Gravitational waves from merged black holes
doi:10.1038/nindia.2017.70 Published online 20 June 2017
Astrophysicists have detected signals of gravitational waves emanating from a merger of two massive black holes, located three billion light years away1. Travelling at the speed of light, gravitational waves carry information about their cataclysmic origins, as well as invaluable clues on the nature of gravity and the evolution of the Universe.
Colliding black holes emit little or no electromagnetic radiation, but they shine brightly while emitting gravitational waves.
To detect gravitational wave signals, an international research team of scientists from the Tata Institute of Fundamental Research, Mumbai, Chennai Mathematical Institute, Chennai, Inter-University Centre for Astronomy and Astrophysics, Pune and Indian Institute of Technology, Madras analysed the data of twin detectors at the US-based Laser Interferometer Gravitational-wave Observatory (LIGO).
Sophisticated instruments recorded a gravitational-wave “chirp” from the merger of two black holes whose combined mass is 50 times that of the Sun. The observations also give insight into the typical properties of binary black holes, including their spins.
Analysis shows that this is the third merger of black holes, the first and second happened 1.3 and 1.4 billion light years away, respectively.
The study didn’t find any evidence for dispersion, a phenomenon which occurs when light waves travel in a physical medium such as glass.
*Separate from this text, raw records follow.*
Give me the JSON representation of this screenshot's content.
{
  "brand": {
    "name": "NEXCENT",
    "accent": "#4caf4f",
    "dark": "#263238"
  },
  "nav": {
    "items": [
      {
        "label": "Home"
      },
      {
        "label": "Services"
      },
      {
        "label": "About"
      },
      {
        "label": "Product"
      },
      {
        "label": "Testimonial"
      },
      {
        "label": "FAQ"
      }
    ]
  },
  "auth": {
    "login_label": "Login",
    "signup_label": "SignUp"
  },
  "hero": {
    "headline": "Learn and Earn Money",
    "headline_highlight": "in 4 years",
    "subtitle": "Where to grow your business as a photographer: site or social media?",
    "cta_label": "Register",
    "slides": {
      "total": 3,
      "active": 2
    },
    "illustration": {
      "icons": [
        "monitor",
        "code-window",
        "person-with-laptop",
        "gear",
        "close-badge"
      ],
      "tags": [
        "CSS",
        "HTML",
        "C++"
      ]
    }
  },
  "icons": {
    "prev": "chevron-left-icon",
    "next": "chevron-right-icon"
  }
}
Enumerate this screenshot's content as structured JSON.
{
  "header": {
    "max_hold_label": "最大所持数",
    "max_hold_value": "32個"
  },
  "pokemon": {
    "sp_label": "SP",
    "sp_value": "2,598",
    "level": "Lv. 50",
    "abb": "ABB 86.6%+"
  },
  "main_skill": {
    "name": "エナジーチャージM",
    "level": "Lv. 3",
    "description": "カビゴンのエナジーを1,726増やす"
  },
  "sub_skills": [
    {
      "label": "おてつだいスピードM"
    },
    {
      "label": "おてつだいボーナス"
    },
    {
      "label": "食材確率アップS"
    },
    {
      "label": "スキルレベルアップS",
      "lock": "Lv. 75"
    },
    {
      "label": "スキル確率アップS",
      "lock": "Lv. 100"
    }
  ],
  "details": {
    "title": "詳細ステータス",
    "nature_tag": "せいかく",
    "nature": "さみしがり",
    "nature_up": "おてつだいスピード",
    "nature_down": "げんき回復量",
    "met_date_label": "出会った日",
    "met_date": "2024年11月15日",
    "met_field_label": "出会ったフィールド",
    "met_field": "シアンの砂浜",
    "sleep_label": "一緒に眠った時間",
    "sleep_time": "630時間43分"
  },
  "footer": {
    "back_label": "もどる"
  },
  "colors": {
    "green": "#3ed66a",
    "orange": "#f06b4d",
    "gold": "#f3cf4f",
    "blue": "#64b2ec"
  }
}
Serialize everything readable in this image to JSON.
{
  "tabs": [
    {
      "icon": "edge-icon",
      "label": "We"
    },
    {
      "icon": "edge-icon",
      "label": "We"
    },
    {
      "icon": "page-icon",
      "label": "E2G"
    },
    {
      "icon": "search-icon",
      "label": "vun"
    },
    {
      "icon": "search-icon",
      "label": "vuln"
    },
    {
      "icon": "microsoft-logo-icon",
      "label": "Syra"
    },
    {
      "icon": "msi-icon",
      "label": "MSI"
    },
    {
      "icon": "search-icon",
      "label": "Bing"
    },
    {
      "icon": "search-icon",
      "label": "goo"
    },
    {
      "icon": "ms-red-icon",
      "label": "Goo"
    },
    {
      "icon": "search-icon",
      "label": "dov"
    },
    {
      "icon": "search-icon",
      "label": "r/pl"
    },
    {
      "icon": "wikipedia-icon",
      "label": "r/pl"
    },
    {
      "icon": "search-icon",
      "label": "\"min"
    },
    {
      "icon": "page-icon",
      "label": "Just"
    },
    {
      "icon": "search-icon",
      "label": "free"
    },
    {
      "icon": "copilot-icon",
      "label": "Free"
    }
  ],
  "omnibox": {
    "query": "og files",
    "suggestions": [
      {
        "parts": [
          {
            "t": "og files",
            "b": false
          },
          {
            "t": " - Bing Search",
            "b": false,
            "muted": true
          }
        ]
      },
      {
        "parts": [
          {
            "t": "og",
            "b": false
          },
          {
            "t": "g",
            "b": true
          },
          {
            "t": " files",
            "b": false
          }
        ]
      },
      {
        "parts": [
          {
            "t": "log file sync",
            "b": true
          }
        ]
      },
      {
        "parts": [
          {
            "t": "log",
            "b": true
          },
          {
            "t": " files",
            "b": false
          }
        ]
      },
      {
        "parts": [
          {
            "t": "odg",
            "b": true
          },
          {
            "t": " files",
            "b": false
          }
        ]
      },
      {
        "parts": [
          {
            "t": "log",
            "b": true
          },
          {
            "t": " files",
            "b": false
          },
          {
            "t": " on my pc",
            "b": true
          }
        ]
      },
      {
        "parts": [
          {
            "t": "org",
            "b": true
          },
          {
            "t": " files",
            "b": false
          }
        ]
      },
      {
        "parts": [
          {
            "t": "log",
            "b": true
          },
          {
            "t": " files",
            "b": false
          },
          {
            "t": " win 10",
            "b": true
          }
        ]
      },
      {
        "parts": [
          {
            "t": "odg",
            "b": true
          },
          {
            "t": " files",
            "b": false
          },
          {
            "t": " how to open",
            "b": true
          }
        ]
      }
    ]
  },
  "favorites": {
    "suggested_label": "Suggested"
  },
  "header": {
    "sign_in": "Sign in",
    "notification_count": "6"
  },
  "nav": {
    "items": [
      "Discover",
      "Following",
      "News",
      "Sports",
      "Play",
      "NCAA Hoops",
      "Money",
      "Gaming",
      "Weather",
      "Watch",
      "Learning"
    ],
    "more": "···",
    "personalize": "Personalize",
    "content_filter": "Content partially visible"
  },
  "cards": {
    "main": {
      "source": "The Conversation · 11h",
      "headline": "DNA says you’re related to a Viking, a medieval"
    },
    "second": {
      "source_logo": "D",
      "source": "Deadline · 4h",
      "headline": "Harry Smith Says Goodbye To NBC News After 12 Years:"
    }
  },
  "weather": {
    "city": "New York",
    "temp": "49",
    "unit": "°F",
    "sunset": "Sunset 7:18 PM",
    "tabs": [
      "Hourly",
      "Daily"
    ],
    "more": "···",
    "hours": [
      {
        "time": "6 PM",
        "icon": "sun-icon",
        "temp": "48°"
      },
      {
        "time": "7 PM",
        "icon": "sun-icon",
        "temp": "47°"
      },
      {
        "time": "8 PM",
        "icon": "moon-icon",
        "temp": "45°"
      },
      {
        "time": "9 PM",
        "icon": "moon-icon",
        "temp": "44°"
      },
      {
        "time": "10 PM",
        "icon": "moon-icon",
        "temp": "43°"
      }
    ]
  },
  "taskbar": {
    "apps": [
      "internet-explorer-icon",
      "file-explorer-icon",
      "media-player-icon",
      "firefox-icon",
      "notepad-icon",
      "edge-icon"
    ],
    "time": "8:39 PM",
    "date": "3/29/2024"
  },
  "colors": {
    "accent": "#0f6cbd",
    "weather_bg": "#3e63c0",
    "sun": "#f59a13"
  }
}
This supports Einstein's general theory of relativity which forbids dispersion in gravitational waves as they propagate from their source to Earth.
1. Abott, B. P. et al. GW170104: observation of a 50-solar-mass binary black hole coalescence at redshift 0.2. Phys. Rev. Lett. 118, 221101 (2017)